> **INFORMATION PROVIDED**
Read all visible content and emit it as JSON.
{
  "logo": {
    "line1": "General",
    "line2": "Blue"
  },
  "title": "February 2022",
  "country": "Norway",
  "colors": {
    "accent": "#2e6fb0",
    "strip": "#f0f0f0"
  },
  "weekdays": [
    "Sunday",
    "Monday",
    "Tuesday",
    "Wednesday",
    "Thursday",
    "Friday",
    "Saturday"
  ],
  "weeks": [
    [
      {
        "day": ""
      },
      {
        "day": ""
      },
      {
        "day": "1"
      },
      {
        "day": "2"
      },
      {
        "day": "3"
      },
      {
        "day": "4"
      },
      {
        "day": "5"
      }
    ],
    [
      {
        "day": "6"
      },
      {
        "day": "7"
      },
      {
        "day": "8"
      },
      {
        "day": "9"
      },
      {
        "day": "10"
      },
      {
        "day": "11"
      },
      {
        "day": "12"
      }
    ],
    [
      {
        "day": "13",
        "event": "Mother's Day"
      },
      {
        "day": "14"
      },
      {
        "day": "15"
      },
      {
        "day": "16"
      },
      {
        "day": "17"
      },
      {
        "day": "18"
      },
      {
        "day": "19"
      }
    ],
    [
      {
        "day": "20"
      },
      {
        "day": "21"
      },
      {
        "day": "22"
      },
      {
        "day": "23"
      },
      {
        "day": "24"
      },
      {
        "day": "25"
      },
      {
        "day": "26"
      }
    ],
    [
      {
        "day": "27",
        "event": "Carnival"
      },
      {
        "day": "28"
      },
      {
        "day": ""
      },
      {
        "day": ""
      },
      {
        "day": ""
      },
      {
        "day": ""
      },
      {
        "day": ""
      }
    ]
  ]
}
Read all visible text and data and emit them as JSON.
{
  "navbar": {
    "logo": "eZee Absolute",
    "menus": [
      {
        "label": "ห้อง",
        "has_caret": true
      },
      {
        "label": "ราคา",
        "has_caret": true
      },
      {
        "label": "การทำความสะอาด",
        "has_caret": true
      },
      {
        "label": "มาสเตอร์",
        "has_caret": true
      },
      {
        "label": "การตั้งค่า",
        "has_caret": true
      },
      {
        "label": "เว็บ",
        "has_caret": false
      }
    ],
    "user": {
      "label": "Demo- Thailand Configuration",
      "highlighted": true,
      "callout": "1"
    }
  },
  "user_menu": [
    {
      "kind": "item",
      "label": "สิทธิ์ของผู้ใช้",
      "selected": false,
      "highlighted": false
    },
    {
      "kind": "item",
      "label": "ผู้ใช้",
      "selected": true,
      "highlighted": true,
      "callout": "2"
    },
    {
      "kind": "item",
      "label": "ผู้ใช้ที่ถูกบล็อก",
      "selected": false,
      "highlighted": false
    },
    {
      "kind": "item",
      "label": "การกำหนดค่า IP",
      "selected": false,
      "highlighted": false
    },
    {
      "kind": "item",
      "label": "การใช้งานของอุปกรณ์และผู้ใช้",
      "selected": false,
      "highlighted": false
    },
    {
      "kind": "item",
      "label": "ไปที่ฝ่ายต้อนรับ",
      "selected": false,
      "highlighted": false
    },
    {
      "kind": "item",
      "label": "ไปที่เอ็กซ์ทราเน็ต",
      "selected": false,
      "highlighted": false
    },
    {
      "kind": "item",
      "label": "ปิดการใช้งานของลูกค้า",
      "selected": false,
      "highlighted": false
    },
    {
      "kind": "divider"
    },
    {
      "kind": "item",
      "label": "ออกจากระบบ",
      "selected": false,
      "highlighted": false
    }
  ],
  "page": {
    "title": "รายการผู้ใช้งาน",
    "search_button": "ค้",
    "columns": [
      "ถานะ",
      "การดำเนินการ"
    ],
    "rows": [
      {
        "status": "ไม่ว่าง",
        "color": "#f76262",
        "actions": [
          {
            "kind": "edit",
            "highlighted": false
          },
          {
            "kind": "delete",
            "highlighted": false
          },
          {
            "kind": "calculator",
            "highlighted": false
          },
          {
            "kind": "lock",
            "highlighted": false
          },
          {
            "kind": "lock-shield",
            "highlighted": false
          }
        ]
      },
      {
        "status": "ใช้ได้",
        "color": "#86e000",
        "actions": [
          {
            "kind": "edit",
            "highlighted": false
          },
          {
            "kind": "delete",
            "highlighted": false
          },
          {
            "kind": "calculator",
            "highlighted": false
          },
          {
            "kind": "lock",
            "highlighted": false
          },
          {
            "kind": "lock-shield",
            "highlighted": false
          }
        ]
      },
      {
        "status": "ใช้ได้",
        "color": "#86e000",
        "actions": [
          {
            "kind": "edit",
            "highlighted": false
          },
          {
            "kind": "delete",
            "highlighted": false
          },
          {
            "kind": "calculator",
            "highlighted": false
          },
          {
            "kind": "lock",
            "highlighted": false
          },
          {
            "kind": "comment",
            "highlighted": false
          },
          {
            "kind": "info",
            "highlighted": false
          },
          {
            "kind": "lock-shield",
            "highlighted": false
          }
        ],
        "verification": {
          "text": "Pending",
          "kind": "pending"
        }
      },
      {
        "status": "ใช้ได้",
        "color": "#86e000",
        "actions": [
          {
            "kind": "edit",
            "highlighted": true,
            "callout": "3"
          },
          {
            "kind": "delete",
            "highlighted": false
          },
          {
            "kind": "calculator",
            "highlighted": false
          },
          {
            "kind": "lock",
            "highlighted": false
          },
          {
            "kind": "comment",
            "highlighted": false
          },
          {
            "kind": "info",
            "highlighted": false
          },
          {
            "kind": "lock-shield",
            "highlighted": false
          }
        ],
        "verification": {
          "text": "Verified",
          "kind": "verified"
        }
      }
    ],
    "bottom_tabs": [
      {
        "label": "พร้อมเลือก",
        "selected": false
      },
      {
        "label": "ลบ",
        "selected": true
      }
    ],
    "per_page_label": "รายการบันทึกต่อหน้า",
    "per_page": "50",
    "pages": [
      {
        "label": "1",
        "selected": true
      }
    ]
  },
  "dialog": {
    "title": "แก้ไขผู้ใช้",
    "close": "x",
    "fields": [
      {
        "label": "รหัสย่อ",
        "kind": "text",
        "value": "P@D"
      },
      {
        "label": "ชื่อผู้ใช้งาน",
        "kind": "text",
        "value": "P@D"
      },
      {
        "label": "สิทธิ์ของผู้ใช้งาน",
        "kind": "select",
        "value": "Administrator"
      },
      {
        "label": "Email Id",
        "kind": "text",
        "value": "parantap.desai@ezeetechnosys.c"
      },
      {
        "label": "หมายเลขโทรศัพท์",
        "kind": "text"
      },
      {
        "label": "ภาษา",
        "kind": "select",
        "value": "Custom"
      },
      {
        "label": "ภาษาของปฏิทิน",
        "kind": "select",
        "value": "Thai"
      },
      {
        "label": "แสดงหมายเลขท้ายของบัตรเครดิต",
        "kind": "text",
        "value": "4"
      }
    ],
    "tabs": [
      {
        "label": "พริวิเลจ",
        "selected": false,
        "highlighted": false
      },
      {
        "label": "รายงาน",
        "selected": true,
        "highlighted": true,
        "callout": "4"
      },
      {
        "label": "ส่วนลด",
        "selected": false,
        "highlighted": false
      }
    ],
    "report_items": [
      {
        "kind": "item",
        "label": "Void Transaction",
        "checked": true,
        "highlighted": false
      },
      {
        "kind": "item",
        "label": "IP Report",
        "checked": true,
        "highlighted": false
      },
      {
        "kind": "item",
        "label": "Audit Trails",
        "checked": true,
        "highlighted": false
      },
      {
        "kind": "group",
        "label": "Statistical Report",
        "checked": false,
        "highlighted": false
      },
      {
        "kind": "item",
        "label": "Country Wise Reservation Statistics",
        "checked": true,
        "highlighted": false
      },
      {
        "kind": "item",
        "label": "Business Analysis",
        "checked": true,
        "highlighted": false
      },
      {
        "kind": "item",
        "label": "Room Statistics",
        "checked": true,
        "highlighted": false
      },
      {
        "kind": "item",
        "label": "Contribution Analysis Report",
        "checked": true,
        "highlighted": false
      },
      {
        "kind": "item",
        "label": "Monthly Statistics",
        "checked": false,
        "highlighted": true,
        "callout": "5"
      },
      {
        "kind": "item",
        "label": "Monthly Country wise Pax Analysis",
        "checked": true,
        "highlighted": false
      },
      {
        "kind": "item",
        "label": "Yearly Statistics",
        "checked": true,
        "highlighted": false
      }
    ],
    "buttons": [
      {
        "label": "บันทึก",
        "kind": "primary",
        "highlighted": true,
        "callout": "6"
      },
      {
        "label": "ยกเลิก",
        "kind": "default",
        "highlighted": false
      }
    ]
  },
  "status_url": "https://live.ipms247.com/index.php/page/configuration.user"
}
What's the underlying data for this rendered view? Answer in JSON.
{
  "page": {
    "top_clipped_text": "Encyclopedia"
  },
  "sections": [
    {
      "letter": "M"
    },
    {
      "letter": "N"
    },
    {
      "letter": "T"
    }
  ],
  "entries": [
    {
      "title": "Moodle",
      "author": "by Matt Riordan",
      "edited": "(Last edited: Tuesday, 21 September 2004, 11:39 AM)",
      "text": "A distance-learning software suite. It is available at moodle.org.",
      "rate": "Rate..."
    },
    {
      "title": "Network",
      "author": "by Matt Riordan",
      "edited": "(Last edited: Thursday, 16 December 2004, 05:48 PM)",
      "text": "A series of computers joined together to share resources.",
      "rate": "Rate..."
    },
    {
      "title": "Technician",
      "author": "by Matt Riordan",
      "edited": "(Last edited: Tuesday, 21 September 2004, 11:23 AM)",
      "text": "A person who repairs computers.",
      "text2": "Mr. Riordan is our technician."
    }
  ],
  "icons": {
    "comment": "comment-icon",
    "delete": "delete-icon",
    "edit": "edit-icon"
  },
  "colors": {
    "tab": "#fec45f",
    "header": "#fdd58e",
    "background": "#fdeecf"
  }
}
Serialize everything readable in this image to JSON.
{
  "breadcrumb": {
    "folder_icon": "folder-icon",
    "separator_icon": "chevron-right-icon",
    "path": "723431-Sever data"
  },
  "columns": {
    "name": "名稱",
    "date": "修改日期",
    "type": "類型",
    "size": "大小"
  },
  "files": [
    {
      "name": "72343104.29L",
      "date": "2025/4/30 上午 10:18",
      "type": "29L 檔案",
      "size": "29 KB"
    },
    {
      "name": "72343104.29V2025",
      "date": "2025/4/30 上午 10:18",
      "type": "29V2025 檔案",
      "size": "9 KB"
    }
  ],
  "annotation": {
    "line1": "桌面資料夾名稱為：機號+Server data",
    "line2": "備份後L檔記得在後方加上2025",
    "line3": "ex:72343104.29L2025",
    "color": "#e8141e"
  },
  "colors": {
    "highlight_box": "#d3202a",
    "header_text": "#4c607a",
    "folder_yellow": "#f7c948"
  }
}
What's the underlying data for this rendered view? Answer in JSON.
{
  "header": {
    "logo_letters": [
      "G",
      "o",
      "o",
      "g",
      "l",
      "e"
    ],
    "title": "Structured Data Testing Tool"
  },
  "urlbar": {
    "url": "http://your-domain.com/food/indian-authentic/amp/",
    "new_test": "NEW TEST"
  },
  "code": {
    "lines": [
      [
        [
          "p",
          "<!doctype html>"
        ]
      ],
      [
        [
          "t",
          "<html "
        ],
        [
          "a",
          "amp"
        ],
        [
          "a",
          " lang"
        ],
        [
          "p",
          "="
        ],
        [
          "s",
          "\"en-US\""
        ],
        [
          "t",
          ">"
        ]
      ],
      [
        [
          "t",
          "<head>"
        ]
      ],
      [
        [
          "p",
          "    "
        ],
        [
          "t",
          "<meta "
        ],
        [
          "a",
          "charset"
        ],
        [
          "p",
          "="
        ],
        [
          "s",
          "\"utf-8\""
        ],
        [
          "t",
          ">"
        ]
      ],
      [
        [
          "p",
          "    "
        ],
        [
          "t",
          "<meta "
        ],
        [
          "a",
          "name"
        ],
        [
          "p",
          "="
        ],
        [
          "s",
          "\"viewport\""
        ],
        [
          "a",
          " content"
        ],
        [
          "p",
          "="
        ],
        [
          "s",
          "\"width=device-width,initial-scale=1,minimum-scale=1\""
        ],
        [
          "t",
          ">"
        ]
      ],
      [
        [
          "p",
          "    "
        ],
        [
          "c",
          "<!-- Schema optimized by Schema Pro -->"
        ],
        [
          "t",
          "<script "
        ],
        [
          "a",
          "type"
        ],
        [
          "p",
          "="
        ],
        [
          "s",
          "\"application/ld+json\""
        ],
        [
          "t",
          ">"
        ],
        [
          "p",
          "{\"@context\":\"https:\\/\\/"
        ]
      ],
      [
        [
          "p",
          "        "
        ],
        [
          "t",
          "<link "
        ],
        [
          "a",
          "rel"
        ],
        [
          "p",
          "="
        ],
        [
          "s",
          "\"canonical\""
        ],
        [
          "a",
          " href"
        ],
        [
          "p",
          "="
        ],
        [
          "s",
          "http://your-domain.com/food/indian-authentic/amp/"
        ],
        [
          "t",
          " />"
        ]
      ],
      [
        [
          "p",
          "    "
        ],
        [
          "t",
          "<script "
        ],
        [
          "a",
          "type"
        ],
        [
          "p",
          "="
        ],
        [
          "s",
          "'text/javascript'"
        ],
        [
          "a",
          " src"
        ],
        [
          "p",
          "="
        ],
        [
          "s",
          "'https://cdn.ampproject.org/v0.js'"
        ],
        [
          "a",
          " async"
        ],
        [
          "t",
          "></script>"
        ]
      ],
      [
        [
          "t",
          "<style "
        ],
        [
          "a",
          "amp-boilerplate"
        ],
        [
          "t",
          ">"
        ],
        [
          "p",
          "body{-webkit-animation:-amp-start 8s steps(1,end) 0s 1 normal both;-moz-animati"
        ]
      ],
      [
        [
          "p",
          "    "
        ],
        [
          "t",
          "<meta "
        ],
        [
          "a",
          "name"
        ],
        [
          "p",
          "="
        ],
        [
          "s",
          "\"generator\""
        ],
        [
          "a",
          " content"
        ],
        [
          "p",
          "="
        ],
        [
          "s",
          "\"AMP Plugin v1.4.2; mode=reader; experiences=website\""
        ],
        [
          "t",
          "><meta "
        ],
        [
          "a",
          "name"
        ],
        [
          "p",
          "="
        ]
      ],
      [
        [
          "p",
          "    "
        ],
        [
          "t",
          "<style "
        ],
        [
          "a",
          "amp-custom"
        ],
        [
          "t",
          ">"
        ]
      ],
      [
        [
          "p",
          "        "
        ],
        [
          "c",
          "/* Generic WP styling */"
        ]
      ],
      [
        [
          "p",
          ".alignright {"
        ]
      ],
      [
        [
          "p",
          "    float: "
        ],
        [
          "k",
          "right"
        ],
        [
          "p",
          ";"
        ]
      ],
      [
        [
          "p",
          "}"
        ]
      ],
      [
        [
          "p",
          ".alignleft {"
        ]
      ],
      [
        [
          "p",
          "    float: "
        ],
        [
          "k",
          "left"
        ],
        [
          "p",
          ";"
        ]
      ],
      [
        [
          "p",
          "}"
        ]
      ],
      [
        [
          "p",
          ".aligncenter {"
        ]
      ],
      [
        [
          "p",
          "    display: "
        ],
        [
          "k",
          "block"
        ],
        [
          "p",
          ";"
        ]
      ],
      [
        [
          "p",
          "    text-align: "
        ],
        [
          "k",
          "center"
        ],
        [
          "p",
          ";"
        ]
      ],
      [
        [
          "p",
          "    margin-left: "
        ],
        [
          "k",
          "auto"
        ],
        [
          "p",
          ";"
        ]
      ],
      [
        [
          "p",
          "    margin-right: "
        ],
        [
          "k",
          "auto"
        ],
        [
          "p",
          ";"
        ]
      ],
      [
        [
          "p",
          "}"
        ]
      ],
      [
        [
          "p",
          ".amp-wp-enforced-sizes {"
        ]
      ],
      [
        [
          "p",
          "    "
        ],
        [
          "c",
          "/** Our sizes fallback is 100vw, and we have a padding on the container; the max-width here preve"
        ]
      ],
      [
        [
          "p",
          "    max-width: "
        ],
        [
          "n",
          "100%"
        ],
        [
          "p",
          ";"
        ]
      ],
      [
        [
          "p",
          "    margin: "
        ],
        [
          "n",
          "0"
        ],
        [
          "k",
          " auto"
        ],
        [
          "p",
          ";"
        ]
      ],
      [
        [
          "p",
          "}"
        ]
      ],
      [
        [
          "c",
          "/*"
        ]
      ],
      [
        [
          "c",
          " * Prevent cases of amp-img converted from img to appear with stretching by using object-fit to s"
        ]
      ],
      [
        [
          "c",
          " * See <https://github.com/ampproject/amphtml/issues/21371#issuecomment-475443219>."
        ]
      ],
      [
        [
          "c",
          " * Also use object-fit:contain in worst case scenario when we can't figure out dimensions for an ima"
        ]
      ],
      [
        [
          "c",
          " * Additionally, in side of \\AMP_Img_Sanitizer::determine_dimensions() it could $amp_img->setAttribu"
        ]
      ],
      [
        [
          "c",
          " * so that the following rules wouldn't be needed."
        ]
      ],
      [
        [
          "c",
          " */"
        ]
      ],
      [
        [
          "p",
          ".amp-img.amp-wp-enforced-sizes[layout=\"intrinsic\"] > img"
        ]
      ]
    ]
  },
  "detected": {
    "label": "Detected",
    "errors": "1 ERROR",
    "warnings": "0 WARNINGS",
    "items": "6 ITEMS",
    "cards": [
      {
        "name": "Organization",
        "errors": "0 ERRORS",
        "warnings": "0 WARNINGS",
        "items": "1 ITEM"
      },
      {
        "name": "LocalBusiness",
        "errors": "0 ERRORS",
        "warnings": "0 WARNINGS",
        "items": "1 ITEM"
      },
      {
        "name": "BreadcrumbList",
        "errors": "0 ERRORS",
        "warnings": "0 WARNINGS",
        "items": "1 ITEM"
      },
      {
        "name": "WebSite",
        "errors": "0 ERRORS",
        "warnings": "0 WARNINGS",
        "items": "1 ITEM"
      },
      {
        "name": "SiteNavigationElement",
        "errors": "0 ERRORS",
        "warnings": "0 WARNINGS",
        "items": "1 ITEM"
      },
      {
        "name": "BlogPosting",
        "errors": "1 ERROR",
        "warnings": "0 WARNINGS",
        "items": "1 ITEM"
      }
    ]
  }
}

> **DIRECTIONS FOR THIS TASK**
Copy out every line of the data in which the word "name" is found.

> **RESPONSE AREA**
    "name": "名稱",
      "name": "72343104.29L",
      "name": "72343104.29V2025",
          "name"
          "name"
          "name"
        "name": "Organization",
        "name": "LocalBusiness",
        "name": "BreadcrumbList",
        "name": "WebSite",
        "name": "SiteNavigationElement",
        "name": "BlogPosting",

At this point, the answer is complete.